Updated: Jan 12, 2020
This morning I went to my computer and pressed play on an online yoga class. I had decided to do a class with a different teacher who is running a five-day January Jumpstart program for health and fitness. About five minutes into the class, I had this incredible sense of discomfort. The pose I was doing was really challenging and I lost my balance. I hit the Stop button and was ready to give up, but then I remembered that earlier this morning I was thinking about the role that discomfort plays in our lives. You may be familiar with the ideology that when we go outside of our comfort zone there is an opportunity for growth, and this was a perfect example of me getting out of my yoga comfort zone. Was I ready to grow, to be challenged, to look at things from a different angle and find the humility to get over myself?
Well, I hit Play and continued the class.
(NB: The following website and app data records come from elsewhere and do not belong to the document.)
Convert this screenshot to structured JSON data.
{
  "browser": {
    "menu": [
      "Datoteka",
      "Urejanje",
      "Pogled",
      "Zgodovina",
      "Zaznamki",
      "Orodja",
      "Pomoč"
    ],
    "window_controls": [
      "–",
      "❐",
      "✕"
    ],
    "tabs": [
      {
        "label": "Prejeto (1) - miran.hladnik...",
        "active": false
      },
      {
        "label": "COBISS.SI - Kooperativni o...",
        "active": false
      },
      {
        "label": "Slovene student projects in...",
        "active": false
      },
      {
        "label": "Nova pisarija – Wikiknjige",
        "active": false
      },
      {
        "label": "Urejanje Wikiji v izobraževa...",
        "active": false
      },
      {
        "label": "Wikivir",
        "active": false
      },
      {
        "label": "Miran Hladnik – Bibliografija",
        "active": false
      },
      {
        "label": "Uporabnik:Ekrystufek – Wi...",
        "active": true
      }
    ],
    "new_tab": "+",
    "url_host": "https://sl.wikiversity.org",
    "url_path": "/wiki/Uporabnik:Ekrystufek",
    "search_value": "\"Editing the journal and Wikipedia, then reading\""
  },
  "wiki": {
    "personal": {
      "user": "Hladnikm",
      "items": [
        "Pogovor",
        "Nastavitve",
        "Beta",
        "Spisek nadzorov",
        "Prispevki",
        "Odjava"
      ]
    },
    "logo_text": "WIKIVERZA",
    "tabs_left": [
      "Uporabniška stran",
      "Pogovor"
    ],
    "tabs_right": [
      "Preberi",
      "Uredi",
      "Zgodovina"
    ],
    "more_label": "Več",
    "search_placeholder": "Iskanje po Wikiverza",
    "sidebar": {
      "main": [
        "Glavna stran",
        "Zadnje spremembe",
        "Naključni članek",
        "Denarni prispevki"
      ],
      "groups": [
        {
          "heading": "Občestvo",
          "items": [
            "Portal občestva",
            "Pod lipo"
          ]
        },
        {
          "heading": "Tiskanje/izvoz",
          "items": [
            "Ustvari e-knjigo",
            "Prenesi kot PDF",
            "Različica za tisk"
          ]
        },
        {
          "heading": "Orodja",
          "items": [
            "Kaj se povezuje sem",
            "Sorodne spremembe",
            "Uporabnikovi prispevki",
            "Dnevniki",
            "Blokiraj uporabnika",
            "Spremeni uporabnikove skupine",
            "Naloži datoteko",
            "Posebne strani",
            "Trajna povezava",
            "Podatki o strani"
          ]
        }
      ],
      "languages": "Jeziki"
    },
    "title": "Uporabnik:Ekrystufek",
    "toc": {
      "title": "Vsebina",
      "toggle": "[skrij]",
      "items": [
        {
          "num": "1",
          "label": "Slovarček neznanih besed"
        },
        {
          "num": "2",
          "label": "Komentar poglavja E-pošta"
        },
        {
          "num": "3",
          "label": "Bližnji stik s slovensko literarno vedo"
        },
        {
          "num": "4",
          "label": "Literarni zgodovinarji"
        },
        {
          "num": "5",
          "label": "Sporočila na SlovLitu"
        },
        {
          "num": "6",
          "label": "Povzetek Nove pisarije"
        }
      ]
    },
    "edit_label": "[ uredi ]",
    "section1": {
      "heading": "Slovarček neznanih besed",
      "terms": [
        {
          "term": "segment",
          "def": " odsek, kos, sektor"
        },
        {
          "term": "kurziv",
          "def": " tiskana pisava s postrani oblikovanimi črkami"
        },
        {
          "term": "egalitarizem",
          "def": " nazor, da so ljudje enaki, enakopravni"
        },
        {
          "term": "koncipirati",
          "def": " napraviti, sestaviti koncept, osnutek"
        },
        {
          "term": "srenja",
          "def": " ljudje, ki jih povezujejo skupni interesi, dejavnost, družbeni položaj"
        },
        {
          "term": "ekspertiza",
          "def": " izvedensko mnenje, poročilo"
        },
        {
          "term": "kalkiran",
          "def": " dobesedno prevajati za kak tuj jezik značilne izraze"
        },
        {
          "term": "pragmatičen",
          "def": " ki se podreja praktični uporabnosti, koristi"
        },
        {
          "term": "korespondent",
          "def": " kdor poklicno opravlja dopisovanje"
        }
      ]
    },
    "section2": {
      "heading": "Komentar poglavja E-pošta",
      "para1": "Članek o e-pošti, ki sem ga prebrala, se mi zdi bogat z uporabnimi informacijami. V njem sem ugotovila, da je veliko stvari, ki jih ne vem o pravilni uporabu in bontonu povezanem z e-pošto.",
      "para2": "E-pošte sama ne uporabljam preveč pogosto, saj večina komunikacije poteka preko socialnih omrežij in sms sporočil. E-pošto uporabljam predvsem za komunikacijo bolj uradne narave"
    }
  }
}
It was challenging but it made me realise that I have been sitting in my yoga comfort zone for too long. I use the excuse that because I live in a remote location, I have fewer opportunities to go to classes. Although this is true, and nothing can actually beat being physically present in a room with a teacher, the world of online yoga is readily available to me (as in my example above). But this means I have more power to pick and choose the classes I do, and can stop and give up at the click of a button. This is much more difficult in a room with a teacher, as walking out in the middle of the class is not something I would generally do (although I have done it once, but that is another story!).
Then it made me consider whether I am challenging my yoga students enough too. And then I started to think about what I need to do to challenge my yoga students to bring them outside of their comfort zones so they can grow. This is a real dilemma, especially as students present with different strengths and weaknesses, along with certain injuries or incapacitations. It is always a challenge to teach a class to so many different bodies, but ultimately it is more than the body that we are working on. It is the mind, body and spirit connection that is the focus, so my role as a teacher is to guide my students to develop that connection within themselves.
So how does stepping out of our comfort zone help us connect mind, body and spirit?
In yoga, the physical poses are designed to challenge us. As my teacher Andzej said many times, if you can do the poses easily, then you no longer need to do them and you can get on with your life. It is the difficult poses that give you the greatest insights, where you discover your weakness and vulnerability, and you can use this as an opportunity to grow. When you do a challenging pose in yoga, it means you are connecting the physical discomfort of your body with the power of your mind and can observe the thoughts that are going through your head. What you do next will require a connection to your spirit, your life force or ‘ki’, where your whole self becomes involved in the pose. Ideally, you will sink into the feeling and become aware of your ki holding you there. This may fluctuate as different sensations flow through your body, or you lose balance and fall over like I did this morning. Either way, there is a window to your spirit. Each pose is an opportunity to expand into it. Through practicing different poses in a yoga class, the feeling will grow into a deeper experience – the result being the willingness to step outside your comfort zone in a space that is safe and supportive.
Discomfort is a good teacher, and this is just one example of how yoga can be used as a tool to embrace life outside your comfort zone. There are many, many areas of life where you will be presented with the opportunity to experience discomfort. Will you be courageous and embrace these opportunities with positive intention, or shy away in fear? Yes, it will be challenging, but I believe the universe will support you in these challenges if you step into them with a connection to your higher self. In the ever-deepening spiral of life, you will be continuously challenged to venture past the edge of comfort. I wish you well on your journey and I am here to support you.